» **WORK TO BE COMPLETED**:
What is needed here is every line of the records that includes "mikecrm".

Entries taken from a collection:

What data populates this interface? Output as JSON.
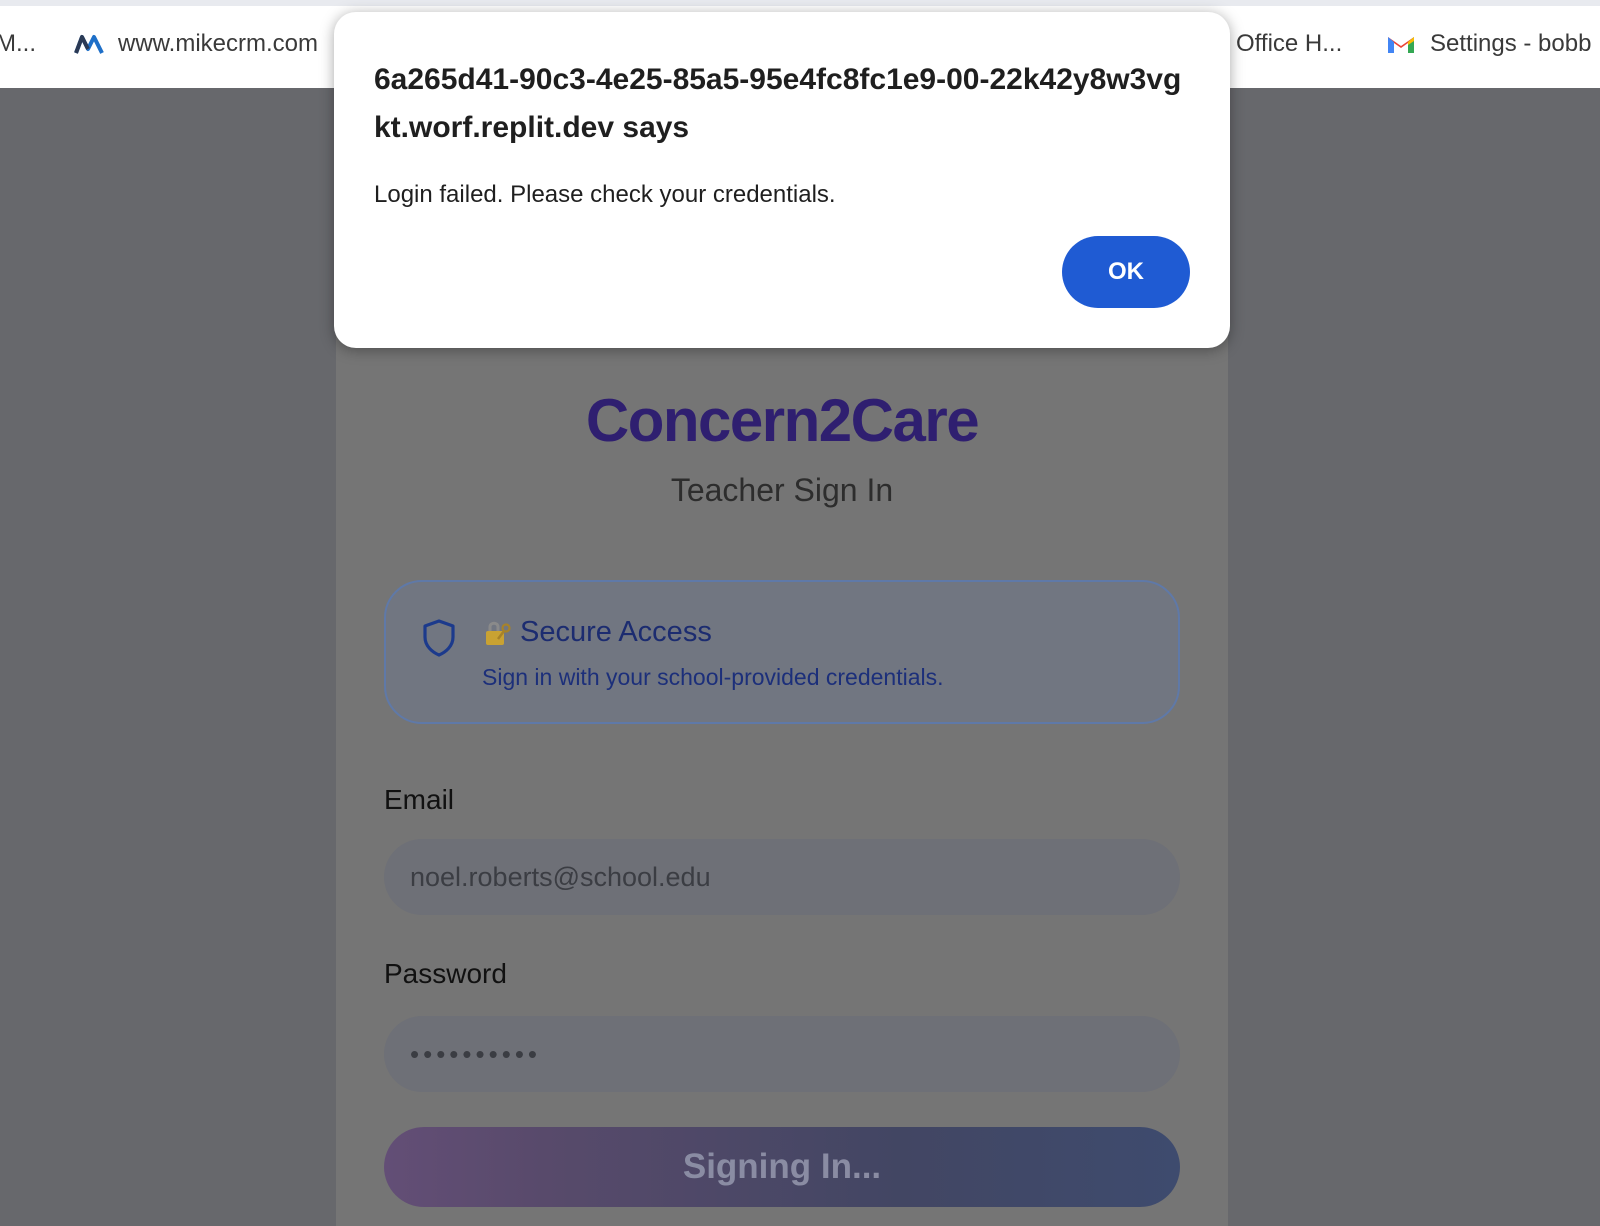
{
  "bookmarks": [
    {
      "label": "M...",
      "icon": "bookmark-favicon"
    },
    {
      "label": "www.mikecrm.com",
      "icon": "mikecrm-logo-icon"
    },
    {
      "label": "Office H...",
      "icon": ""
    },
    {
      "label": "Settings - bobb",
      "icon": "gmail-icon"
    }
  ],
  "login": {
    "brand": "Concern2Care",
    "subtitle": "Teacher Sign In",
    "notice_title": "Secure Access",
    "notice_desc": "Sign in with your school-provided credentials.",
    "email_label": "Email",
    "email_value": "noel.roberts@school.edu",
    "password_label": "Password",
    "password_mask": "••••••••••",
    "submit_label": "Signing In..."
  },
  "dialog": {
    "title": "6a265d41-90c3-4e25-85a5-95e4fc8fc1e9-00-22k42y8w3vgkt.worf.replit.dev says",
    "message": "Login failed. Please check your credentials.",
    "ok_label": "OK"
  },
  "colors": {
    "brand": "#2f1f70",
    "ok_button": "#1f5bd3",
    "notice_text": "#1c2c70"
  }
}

» **ANSWER TO THE PROBLEM**:
      "label": "www.mikecrm.com",
      "icon": "mikecrm-logo-icon"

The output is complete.